January 8, 2016


Fear and loathing in Saudi Arabia (Kenneth M. Pollack | January 8, 2016, Brookings)

At the broadest level, when the Saudis in Riyadh look at the Middle East around them, they see a region spiraling out of control. Since 2011, they have witnessed a massive increase in general instability across the region, with "the people" increasingly willing to protest or even overthrow their rulers. The complacency and popular "inertness" that categorized the Arab populations for decades is gone. That clearly worries the Sauds, the kingdom's ruling royal family, who have always preferred a docile populace.

Civil wars are raging in Syria, Iraq, Yemen, and Libya, spilling refugees, terrorists, armed militants, and powerful, radical ideas over onto their neighbors. Already, spillover from these civil wars has created nascent civil wars in Egypt and Turkey. It is eroding the stability of Lebanon, Jordan, Algeria, Tunisia, and even Kuwait. It has also created vast new opportunities for Iran to destabilize and rearrange the region to suit its own interests.

Indeed, both the civil wars and the spillover they generate have also produced a general mobilization of the Middle East's Shiites, instigated and led by Iran. And that includes the Shiites in the Saudi kingdom. Officials in private and press reports occasionally note that hundreds of Saudi security service personnel have been killed and wounded in operations in the Eastern Province, the home to the vast majority of the kingdom's Shiites. Americans tend not to pay attention to these operations because we see them as proof that the Saudis have things well in hand; but another way to look at it is that the Saudis are fighting pitched battles with someone in the cities of the Eastern Province.

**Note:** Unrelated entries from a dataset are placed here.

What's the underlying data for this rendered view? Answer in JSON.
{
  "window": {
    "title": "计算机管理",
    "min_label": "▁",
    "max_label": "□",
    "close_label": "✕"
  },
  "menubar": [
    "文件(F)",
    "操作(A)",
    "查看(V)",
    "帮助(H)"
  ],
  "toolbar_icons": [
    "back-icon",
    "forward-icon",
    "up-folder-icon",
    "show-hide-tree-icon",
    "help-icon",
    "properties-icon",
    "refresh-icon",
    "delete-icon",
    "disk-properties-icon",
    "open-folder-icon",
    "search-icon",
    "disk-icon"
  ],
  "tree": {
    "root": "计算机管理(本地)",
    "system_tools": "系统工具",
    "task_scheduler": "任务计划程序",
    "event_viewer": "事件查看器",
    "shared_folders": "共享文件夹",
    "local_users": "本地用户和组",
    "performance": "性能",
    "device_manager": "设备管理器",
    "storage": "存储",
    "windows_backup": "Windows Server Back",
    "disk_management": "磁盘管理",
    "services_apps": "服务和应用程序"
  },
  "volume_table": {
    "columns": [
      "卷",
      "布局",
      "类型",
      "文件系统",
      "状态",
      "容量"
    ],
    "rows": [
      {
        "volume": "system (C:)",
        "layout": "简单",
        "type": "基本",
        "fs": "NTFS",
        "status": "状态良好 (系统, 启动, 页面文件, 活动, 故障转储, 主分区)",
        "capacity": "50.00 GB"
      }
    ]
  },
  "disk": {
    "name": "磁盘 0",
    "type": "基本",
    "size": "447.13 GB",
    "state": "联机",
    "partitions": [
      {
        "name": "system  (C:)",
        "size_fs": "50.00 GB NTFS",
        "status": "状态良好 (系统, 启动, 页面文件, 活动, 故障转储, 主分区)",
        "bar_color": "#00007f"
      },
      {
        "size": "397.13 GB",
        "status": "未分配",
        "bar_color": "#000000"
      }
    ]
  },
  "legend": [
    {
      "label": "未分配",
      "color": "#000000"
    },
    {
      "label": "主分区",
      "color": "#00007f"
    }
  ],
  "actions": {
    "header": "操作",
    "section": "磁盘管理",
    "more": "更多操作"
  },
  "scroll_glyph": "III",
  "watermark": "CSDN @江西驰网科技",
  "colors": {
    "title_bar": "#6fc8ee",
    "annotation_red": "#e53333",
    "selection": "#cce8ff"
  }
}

In other words, there seems to be a much higher degree of mobilization and violent confrontation among the Saudi Shiites than most realize.

Then there are Saudi fears about the oil market. Everyone seems to believe that the Saudis are purposely not cutting back production to kill off North American shale producers. But that is absolutely not what the Saudis are saying, either in private or public. Instead, they are saying that they can no longer control the oil market because there are too many other sources and all of the OPEC countries cheat like crazy whenever Riyadh tries to orchestrate a production cut. This has happened to them repeatedly over the past 20 to 30 years. They try to cut production to prevent oil prices from dropping, and the rest of OPEC takes advantage of it to pump as much as they can, contrary to what they promised and agreed to. The result is that there is no overall supply curtailment and the Saudis lose market share. This time around, they have stated that they cannot realistically control the OPEC oil supply, so they are not going to try to do so. Instead, they are going to fight for market share. But doing so means having to win a race to the bottom, with the result that their oil revenues are plummeting.

So that is another element of fear for them: They can no longer control the oil market the way they once did, and the low price of oil is obviously killing them. It has become so bad that they are now talking about real economic austerity, including repealing subsidies on gasoline and other fuel that average Saudis now see as part of their rights as citizens. Repealing subsidies and other austerity measures is always a very unpopular move and can easily cause widespread popular unrest -- one need only remember events in Greece last year. The fact that the Saudi government now feels forced to take this route speaks to how desperate its financial situation is--and, given how it conjures the threat of popular mobilization that makes it so uneasy, it can only make the Saudis that much more apprehensive.

Meanwhile, the region's civil wars have the Saudis so frightened that they have intervened in unprecedented ways. They have poured tens, if not hundreds, of billions of dollars into Syria and Yemen and to a lesser extent Iraq and Libya. They are pouring tens of billions more into Egypt, Jordan, Morocco, Algeria, and Bahrain to shore up their governments, prevent state collapse under the strain of the spillover from neighboring civil wars, and thus prevent more civil wars on their own borders. But these increased foreign-policy costs coupled with reduced oil revenues have forced the Saudis to draw from their sovereign wealth fund at a rate of $12 to 14 billion per month--a pace that will wipe out those reserves in less than three years, but is likely to cause severe domestic political problems (including dissension within the royal family) long before.

And there sits Iran, at the intersection of all of these problems, from the Saudi perspective. The Saudis think the Iranians are to blame for the civil wars in Syria, Yemen, and (to a lesser extent) Iraq by mobilizing Shiites to destabilize the kingdom and its Sunni Arab allies. (They also blame the United States for the Iraqi civil war, appropriately, I might add.)

Our credit is not parenthetical, and primary, rather than subsidiary to Iran's.

Posted by at January 8, 2016 6:20 PM